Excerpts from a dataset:

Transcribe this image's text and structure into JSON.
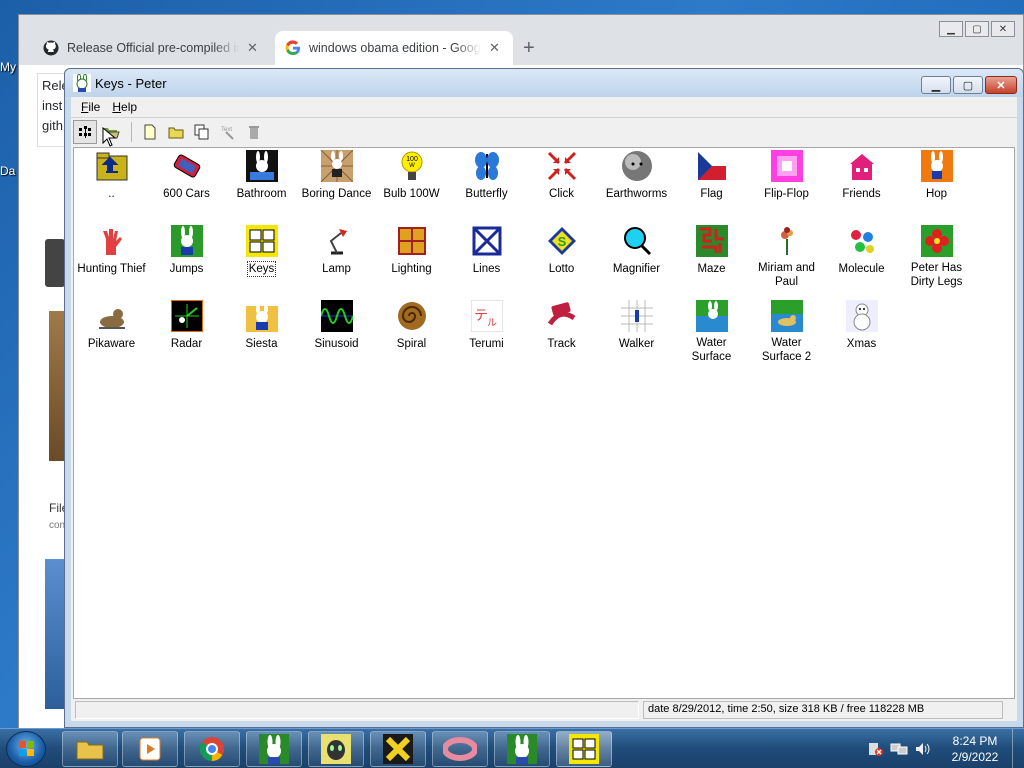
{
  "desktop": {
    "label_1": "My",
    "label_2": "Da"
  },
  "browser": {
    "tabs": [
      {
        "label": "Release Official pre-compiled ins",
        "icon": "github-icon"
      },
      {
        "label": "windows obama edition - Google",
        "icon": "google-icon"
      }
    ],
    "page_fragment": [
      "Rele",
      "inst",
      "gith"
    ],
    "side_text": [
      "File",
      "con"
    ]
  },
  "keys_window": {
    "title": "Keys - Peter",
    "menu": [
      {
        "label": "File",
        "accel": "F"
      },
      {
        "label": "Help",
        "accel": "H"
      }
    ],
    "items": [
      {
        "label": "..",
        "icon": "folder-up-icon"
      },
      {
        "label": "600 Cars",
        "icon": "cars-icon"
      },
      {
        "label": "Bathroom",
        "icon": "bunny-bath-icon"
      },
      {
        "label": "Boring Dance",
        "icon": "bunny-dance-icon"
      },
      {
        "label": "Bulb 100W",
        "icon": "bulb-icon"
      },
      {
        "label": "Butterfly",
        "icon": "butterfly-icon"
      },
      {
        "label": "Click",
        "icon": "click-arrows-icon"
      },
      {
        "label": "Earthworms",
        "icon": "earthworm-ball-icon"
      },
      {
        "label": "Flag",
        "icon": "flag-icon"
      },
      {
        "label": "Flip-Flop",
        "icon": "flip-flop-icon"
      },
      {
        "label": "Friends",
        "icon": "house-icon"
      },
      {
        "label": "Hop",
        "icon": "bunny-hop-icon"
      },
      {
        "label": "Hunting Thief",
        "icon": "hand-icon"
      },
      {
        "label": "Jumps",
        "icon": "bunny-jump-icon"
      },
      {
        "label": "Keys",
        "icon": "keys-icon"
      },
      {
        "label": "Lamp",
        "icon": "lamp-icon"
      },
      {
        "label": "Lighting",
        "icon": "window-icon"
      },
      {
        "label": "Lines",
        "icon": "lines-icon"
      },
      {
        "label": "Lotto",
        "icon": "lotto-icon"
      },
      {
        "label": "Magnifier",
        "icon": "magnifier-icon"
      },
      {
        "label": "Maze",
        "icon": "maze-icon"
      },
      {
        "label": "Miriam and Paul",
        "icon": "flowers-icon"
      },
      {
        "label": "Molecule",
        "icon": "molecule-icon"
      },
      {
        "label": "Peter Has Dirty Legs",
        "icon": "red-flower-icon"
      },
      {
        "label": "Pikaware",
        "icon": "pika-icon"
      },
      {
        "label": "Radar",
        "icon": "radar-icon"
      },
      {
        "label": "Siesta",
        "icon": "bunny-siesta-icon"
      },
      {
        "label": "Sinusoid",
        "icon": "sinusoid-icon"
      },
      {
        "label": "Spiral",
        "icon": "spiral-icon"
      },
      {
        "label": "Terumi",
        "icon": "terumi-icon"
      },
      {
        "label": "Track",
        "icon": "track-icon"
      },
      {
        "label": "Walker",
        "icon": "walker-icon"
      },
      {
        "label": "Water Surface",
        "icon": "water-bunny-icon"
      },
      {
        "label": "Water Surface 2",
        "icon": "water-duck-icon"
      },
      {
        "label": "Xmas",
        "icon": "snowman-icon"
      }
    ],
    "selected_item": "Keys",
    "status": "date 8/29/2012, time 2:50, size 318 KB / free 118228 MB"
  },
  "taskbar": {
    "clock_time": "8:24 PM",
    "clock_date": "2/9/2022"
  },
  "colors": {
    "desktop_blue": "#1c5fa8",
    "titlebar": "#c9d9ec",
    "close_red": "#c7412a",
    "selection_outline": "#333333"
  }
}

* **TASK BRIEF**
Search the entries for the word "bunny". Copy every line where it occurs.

* **WRITTEN ANSWER**
        "icon": "bunny-bath-icon"
        "icon": "bunny-dance-icon"
        "icon": "bunny-hop-icon"
        "icon": "bunny-jump-icon"
        "icon": "bunny-siesta-icon"
        "icon": "water-bunny-icon"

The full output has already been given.